The issue as to when the suit premises were leased to Vishelectric Ltd was clearly irrelevant. It was not a party to the proceedings. In any event, the issue was whether or not there was a sub-lease agreement between the appellant and the 1st respondent. Further it was self-evident that in the year 2003 the suit premises had been leased out to Vishelectic Ltd from the year 1999 as could be gathered from a copy of a certificate of lease exhibited in the record.
As for the cheques sent to the 1st respondent by the appellant after the alleged expiry of the sub-lease whose acceptance would have effectively created a fresh month to month tenancy between them, again this had no relevance to the application. The application was challenging the competence of the 2nd respondent to superintend over the dispute when it had no jurisdiction. The appellant's arguement then was not that after the expiry of the written sub-lease, he had continued to forward monthly rent to the 1st respondent which she accepted thereby creating a monthly tenancy and therefore a controlled tenancy. His argument was and remains that there was no written sub-lease agreement that was for a period of 5 years and 3 months. Lastly, before us, Mr Odongo conceded that though the cheques were forwarded, they were never cashed. If anything they were returned to the appellant through his then advocates, Messrs Kimani Odongo Advocates.
Confronted with all these, we are satisfied that the learned Judge was right in sustaining the Notice of Motion dated 16th May, 2009. We accordingly affirm his decision and dismiss this appeal with costs to the 1st respondent.
Dated and delivered at Mombasa this 14th day of February, 2014.

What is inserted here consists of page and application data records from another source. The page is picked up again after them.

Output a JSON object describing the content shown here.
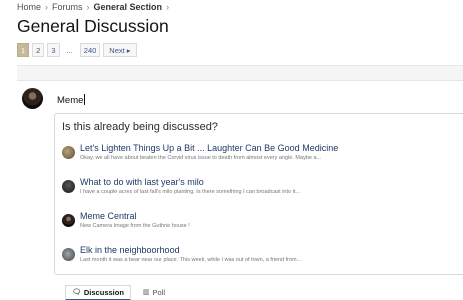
{
  "breadcrumb": {
    "home": "Home",
    "forums": "Forums",
    "section": "General Section"
  },
  "page_title": "General Discussion",
  "pagination": {
    "pages": [
      "1",
      "2",
      "3",
      "...",
      "240"
    ],
    "current": "1",
    "next_label": "Next ▸"
  },
  "editor": {
    "value": "Meme"
  },
  "suggestions": {
    "title": "Is this already being discussed?",
    "items": [
      {
        "title": "Let's Lighten Things Up a Bit ... Laughter Can Be Good Medicine",
        "snippet": "Okay, we all have about beaten the Corvid virus issue to death from almost every angle. Maybe a..."
      },
      {
        "title": "What to do with last year's milo",
        "snippet": "I have a couple acres of last fall's milo planting. Is there something I can broadcast into it..."
      },
      {
        "title": "Meme Central",
        "snippet": "New Camera Image from the Guthrie house !"
      },
      {
        "title": "Elk in the neighboorhood",
        "snippet": "Last month it was a bear near our place. This week, while I was out of town, a friend from..."
      }
    ]
  },
  "tabs": {
    "discussion": "Discussion",
    "poll": "Poll"
  },
  "colors": {
    "link": "#1d3a66",
    "pager_active": "#c6b99a"
  }
}
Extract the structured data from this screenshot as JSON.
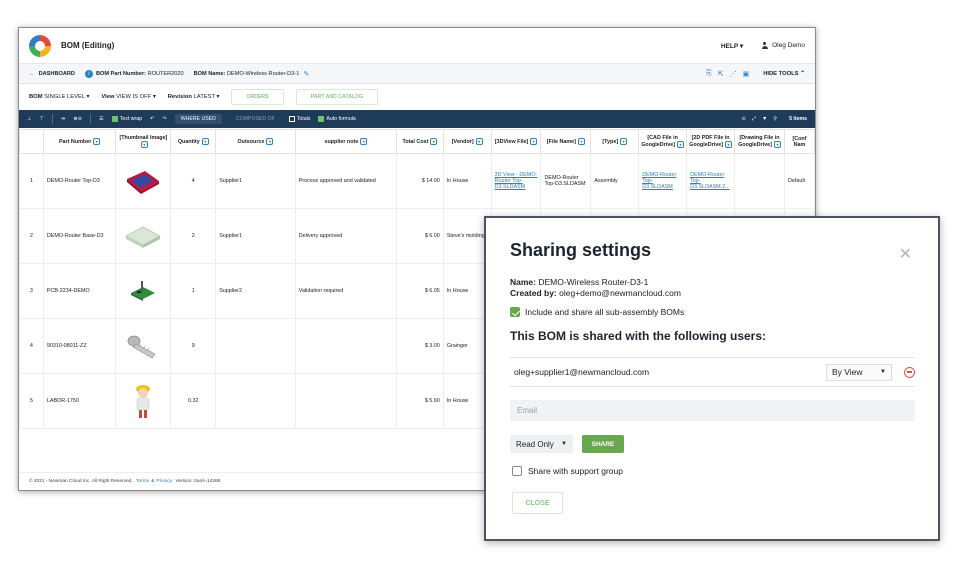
{
  "app": {
    "title": "BOM (Editing)",
    "help": "HELP ▾",
    "user": "Oleg Demo"
  },
  "crumbs": {
    "dashboard": "DASHBOARD",
    "part_number_label": "BOM Part Number:",
    "part_number": "ROUTER2020",
    "bom_name_label": "BOM Name:",
    "bom_name": "DEMO-Wireless Router-D3-1",
    "hide_tools": "HIDE TOOLS ⌃"
  },
  "viewbar": {
    "bom_label": "BOM",
    "bom_value": "SINGLE LEVEL ▾",
    "view_label": "View",
    "view_value": "VIEW IS OFF ▾",
    "revision_label": "Revision",
    "revision_value": "LATEST ▾",
    "orders": "ORDERS",
    "part_catalog": "PART AND CATALOG"
  },
  "toolbar": {
    "text_wrap": "Text wrap",
    "where_used": "WHERE USED",
    "composed_of": "COMPOSED OF",
    "totals": "Totals",
    "auto_formula": "Auto formula",
    "items": "5 items"
  },
  "table": {
    "headers": [
      "Part Number",
      "[Thumbnail Image]",
      "Quantity",
      "Outsource",
      "supplier note",
      "Total Cost",
      "[Vendor]",
      "[3DView File]",
      "[File Name]",
      "[Type]",
      "[CAD File in GoogleDrive]",
      "[2D PDF File in GoogleDrive]",
      "[Drawing File in GoogleDrive]",
      "[Conf Nam"
    ],
    "rows": [
      {
        "idx": "1",
        "part": "DEMO-Router Top-D3",
        "thumb": "router-top",
        "qty": "4",
        "outsource": "Supplier1",
        "note": "Process approved and validated",
        "cost": "$ 14.00",
        "vendor": "In House",
        "view3d": "3D View - DEMO-Router Top-D3.SLDASM",
        "file": "DEMO-Router Top-D3.SLDASM",
        "type": "Assembly",
        "cad": "DEMO-Router Top-D3.SLDASM",
        "pdf": "DEMO-Router Top-D3.SLDASM.2...",
        "drawing": "",
        "conf": "Default"
      },
      {
        "idx": "2",
        "part": "DEMO-Router Base-D3",
        "thumb": "router-base",
        "qty": "2",
        "outsource": "Supplier1",
        "note": "Delivery approved",
        "cost": "$ 6.00",
        "vendor": "Steve's molding",
        "view3d": "",
        "file": "",
        "type": "",
        "cad": "",
        "pdf": "",
        "drawing": "",
        "conf": ""
      },
      {
        "idx": "3",
        "part": "PCB-2234-DEMO",
        "thumb": "pcb",
        "qty": "1",
        "outsource": "Supplier2",
        "note": "Validation required",
        "cost": "$ 6.05",
        "vendor": "In House",
        "view3d": "",
        "file": "",
        "type": "",
        "cad": "",
        "pdf": "",
        "drawing": "",
        "conf": ""
      },
      {
        "idx": "4",
        "part": "90310-08011-ZZ",
        "thumb": "screw",
        "qty": "9",
        "outsource": "",
        "note": "",
        "cost": "$ 3.00",
        "vendor": "Grainger",
        "view3d": "",
        "file": "",
        "type": "",
        "cad": "",
        "pdf": "",
        "drawing": "",
        "conf": ""
      },
      {
        "idx": "5",
        "part": "LABOR-1750",
        "thumb": "worker",
        "qty": "0.32",
        "outsource": "",
        "note": "",
        "cost": "$ 5.60",
        "vendor": "In House",
        "view3d": "",
        "file": "",
        "type": "",
        "cad": "",
        "pdf": "",
        "drawing": "",
        "conf": ""
      }
    ]
  },
  "footer": {
    "copyright": "© 2021 - Newman Cloud Inc. All Right Reserved.",
    "terms": "Terms",
    "amp": "&",
    "privacy": "Privacy",
    "version": "Version: 0a4A-14368"
  },
  "dialog": {
    "title": "Sharing settings",
    "name_label": "Name:",
    "name_value": "DEMO-Wireless Router-D3-1",
    "created_label": "Created by:",
    "created_value": "oleg+demo@newmancloud.com",
    "include_label": "Include and share all sub-assembly BOMs",
    "shared_heading": "This BOM is shared with the following users:",
    "shared_user": "oleg+supplier1@newmancloud.com",
    "shared_permission": "By View",
    "email_placeholder": "Email",
    "access": "Read Only",
    "share_btn": "SHARE",
    "support_label": "Share with support group",
    "close_btn": "CLOSE"
  },
  "colors": {
    "toolbar_bg": "#1f3b5a",
    "accent_blue": "#2f80c3",
    "accent_green": "#6aa84f",
    "danger": "#d9534f"
  }
}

H. M. OKWENGU
JUDGE OF APPEAL
JUDGE OF APPEAL
JUDGE OF APPEAL
I certify that this is a
true copy of the original.